Despite the potential benefits, public acceptance remains a significant obstacle to autonomous public transport. The idea of entrusting our safety to a machine can be disconcerting for many.

Public perception towards autonomous transport could be influenced by a variety of factors, ranging from fear of technology failures to concerns over job loss in the transport industry. Building public trust in this new technology is, therefore, a daunting task, requiring extensive efforts in education and awareness.

Tackling Economic and Environmental Concerns

Finally, the economic viability of autonomous public transport systems is a significant worry. The initial costs involved in developing the technology, modifying existing infrastructure, and setting up new systems are enormous. Authorities must find a balance between the high upfront costs and the potential long-term savings and benefits.

Environmental implications are another concern. While autonomous vehicles could potentially reduce congestion and emissions through more efficient driving, the production of these new vehicles and infrastructure upgrades could offset these benefits. Balancing the economic and environmental aspects of autonomous public transport is a delicate challenge.

In conclusion, autonomous public transport promises a revolution in urban mobility. But to turn this promise into a reality, numerous challenges ranging from safety concerns, technical complexities, regulatory hurdles, public perception, and economic considerations must first be addressed. As we look towards a future of autonomous public transport, it is crucial to confront these challenges head-on.

Integrating Autonomous Public Transport into Existing Systems

The task of integrating autonomous public transport into existing transport networks is a formidable one. Every city has a unique public transport system, each with its own set of regulations, infrastructures, and operating practices. As a result, it isn’t a one-size-fits-all situation when it comes to incorporating autonomous vehicles into these established systems.

The integration process becomes even more challenging when considering the need for simultaneous operation of autonomous and manually-driven vehicles. These two types of vehicles need to co-exist on the same roads and follow the same traffic rules, yet their ways of perceiving and reacting to road situations are fundamentally different.
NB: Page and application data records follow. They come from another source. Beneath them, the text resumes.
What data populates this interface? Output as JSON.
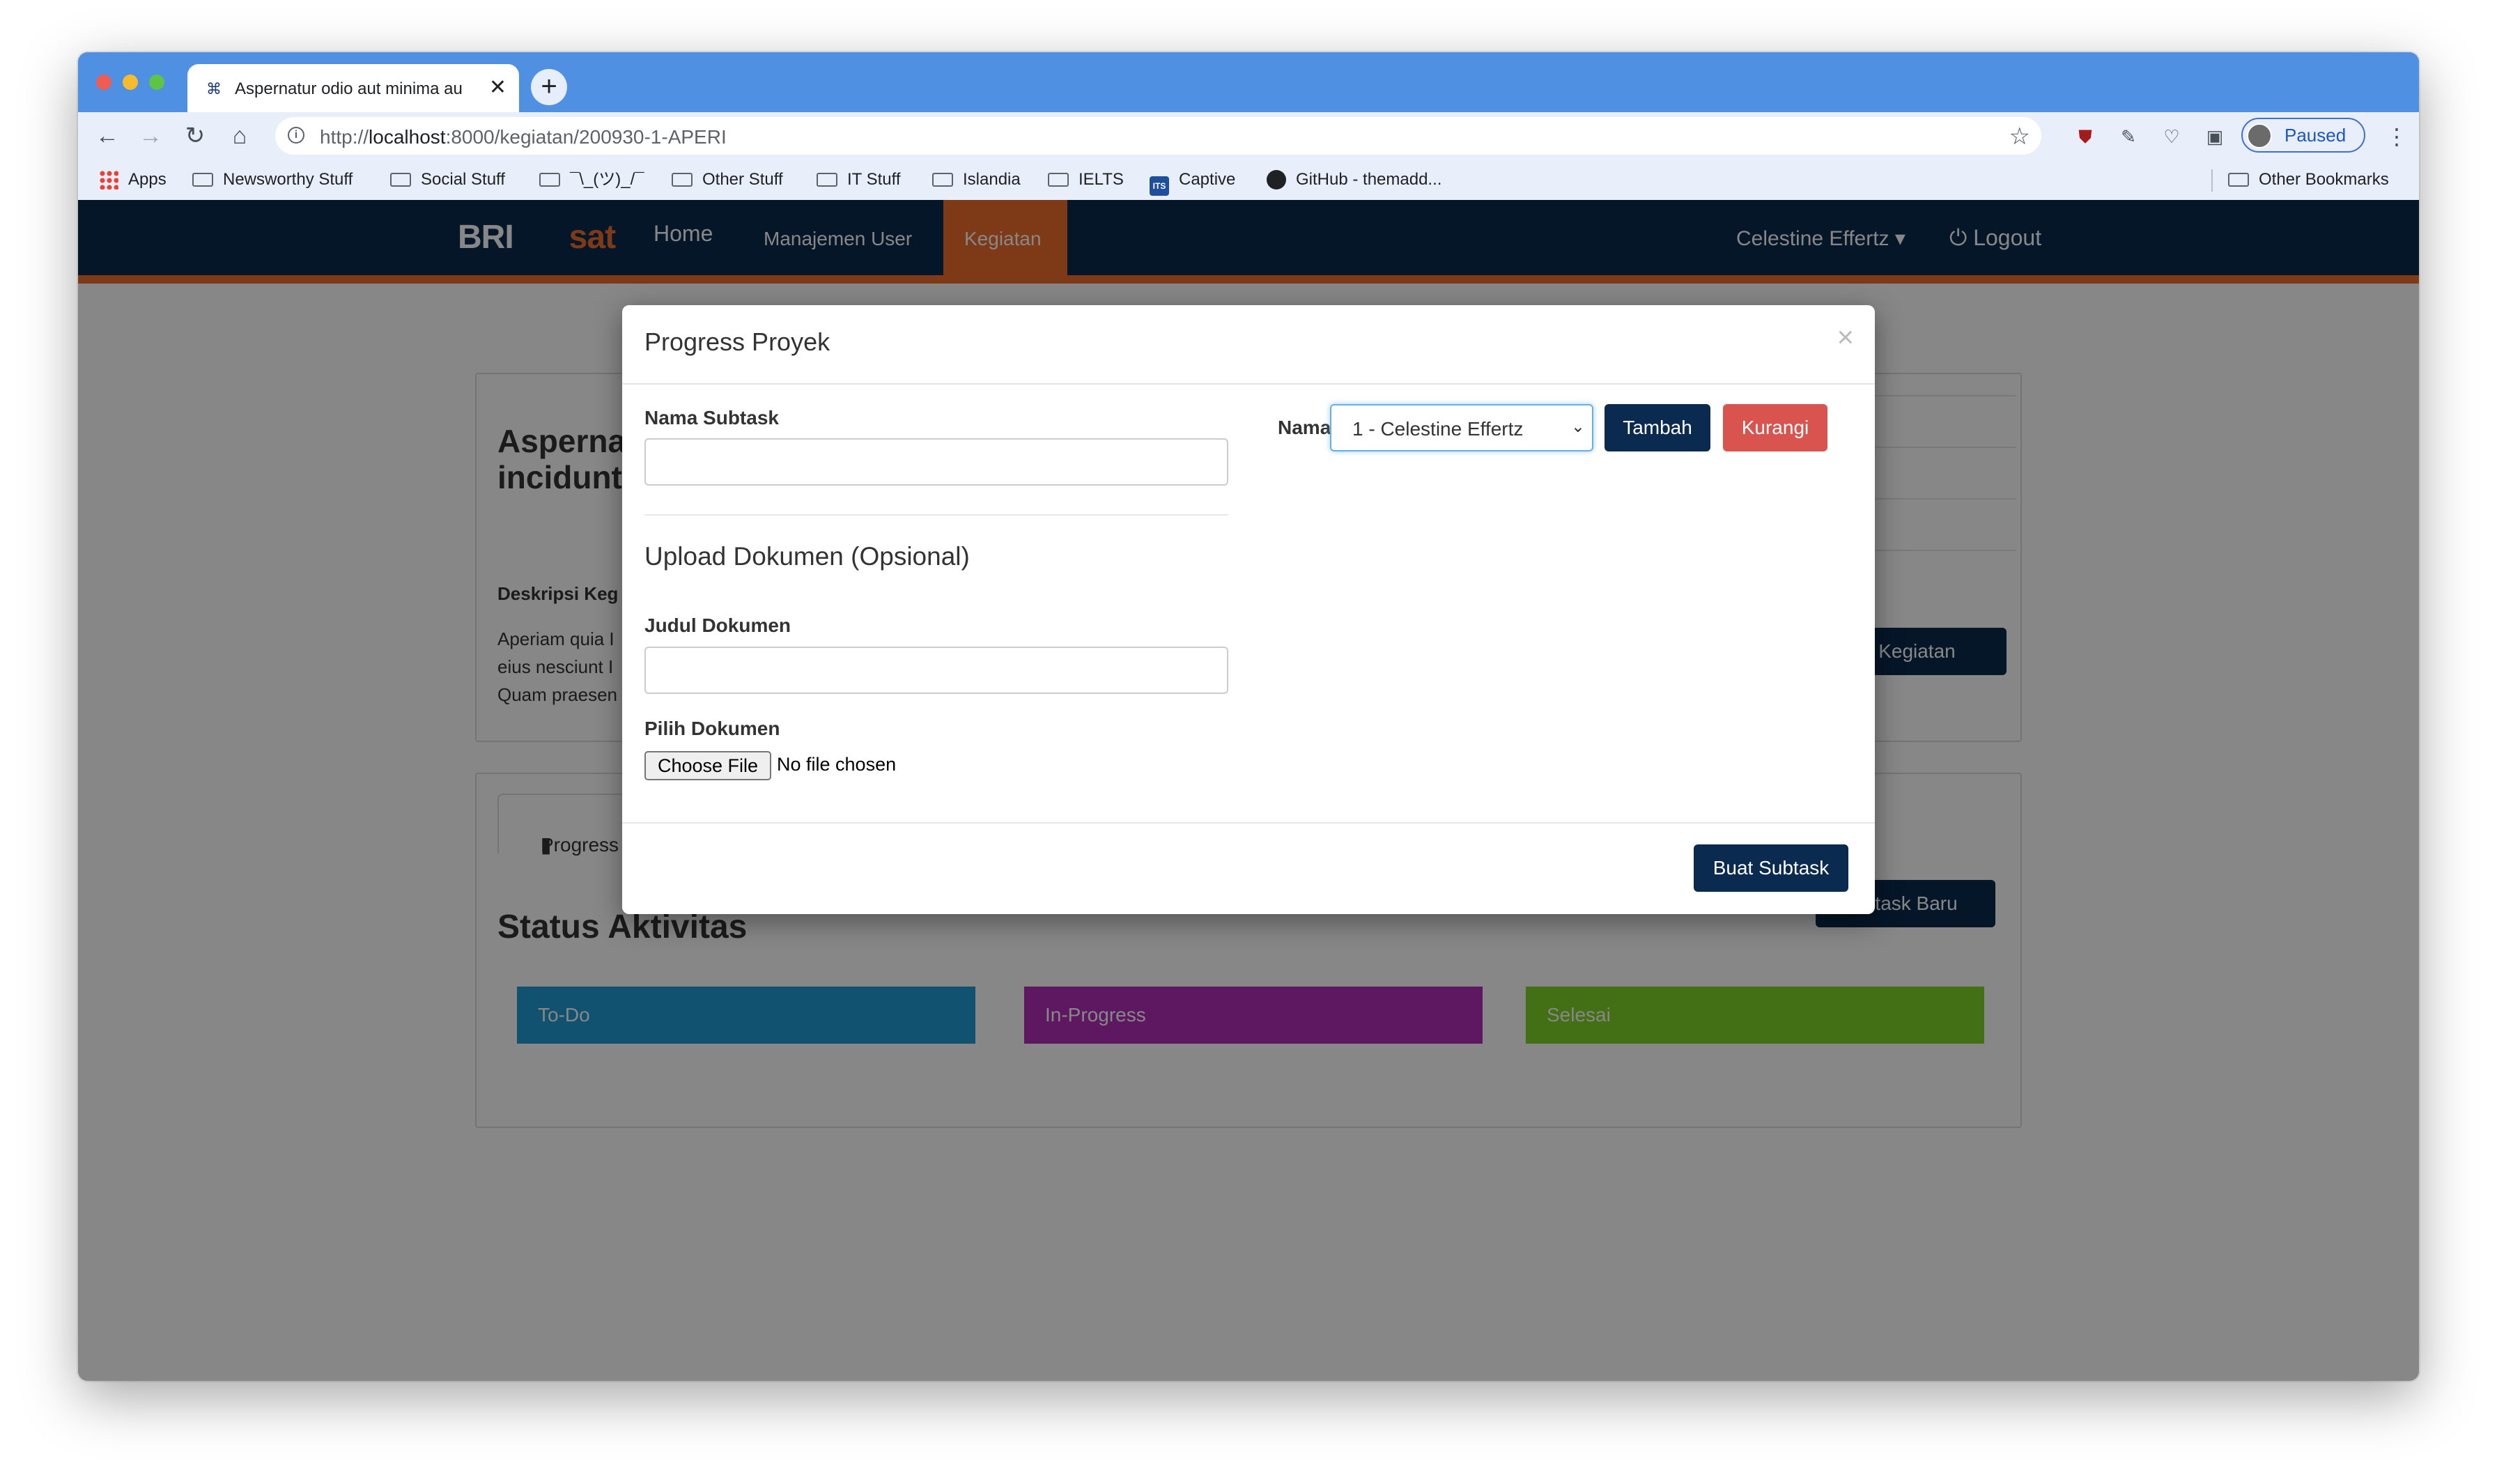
{
  "browser": {
    "tab_title": "Aspernatur odio aut minima au",
    "tab_close": "✕",
    "new_tab": "+",
    "url_prefix": "http://",
    "url_host": "localhost",
    "url_rest": ":8000/kegiatan/200930-1-APERI",
    "paused_label": "Paused",
    "bookmarks": [
      "Apps",
      "Newsworthy Stuff",
      "Social Stuff",
      "¯\\_(ツ)_/¯",
      "Other Stuff",
      "IT Stuff",
      "Islandia",
      "IELTS",
      "Captive",
      "GitHub - themadd...",
      "Other Bookmarks"
    ],
    "icons": [
      "back-icon",
      "forward-icon",
      "reload-icon",
      "home-icon",
      "info-icon",
      "star-icon",
      "ublock-icon",
      "extension-icon",
      "pocket-icon",
      "lock-icon",
      "camera-icon",
      "d-icon",
      "puzzle-icon",
      "menu-icon"
    ]
  },
  "app": {
    "brand_main": "BRI",
    "brand_accent": "sat",
    "nav_home": "Home",
    "nav_users": "Manajemen User",
    "nav_kegiatan": "Kegiatan",
    "user_menu": "Celestine Effertz",
    "logout": "Logout"
  },
  "background": {
    "title": "Asperna voluptat incidunt",
    "desc_label": "Deskripsi Keg",
    "desc_lines": [
      "Aperiam quia I",
      "eius nesciunt I",
      "Quam praesen"
    ],
    "edit_button": "ah Kegiatan",
    "tab_progress": "Progress",
    "status_title": "Status Aktivitas",
    "new_subtask_button": "ubtask Baru",
    "columns": [
      {
        "label": "To-Do",
        "color": "#1f9bd1"
      },
      {
        "label": "In-Progress",
        "color": "#b12fb8"
      },
      {
        "label": "Selesai",
        "color": "#7fd129"
      }
    ]
  },
  "modal": {
    "title": "Progress Proyek",
    "close": "×",
    "subtask_label": "Nama Subtask",
    "subtask_value": "",
    "upload_heading": "Upload Dokumen (Opsional)",
    "doc_title_label": "Judul Dokumen",
    "doc_title_value": "",
    "file_label": "Pilih Dokumen",
    "choose_file": "Choose File",
    "no_file": "No file chosen",
    "name_label": "Nama",
    "name_selected": "1 - Celestine Effertz",
    "add_button": "Tambah",
    "remove_button": "Kurangi",
    "submit_button": "Buat Subtask"
  }
}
This could result in safety hazards if not appropriately managed.

Further, public transport systems are typically complex networks involving multiple modes of transportation, like buses, trams, subways, and ferries. They are interconnected and operate under a unified command and control centre. The integration of autonomous vehicles into these networks would necessitate a reconfiguration of these systems, necessitating significant investment and time.

The Road Ahead for Autonomous Public Transport

There’s no arguing that fully autonomous public transport systems hold immense potential. They promise increased efficiency and productivity, reduced traffic congestion, and a decrease in accidents caused by human error. However, the road to achieving this vision is fraught with hurdles.

From ensuring passenger safety, maneuvering through technical complexities, addressing legal and regulatory concerns, confronting public perception and acceptance, to tackling economic and environmental concerns, the challenges are numerous and complex. In addition to these, the integration of autonomous public transport into existing systems poses its own set of issues.

However, these challenges must not deter us from pursuing this progressive idea. Instead, they should act as catalysts, driving us to innovate and find solutions. A future where we can hop onto a self-driving bus or tram is not just a sci-fi dream anymore, it’s a tangible reality, and the work we put into overcoming these challenges today will pave the way for a smarter, safer, and more sustainable future of public transport.

In conclusion, the journey towards fully autonomous public transport is an arduous one, no doubt, but the potential benefits make it worth the endeavor. As we progress, it is crucial to keep an open dialogue about the challenges and potential solutions, engaging all stakeholders – from the public and government agencies to tech companies and transport operators. The future of autonomous public transport is a collective journey, and we are all in it together.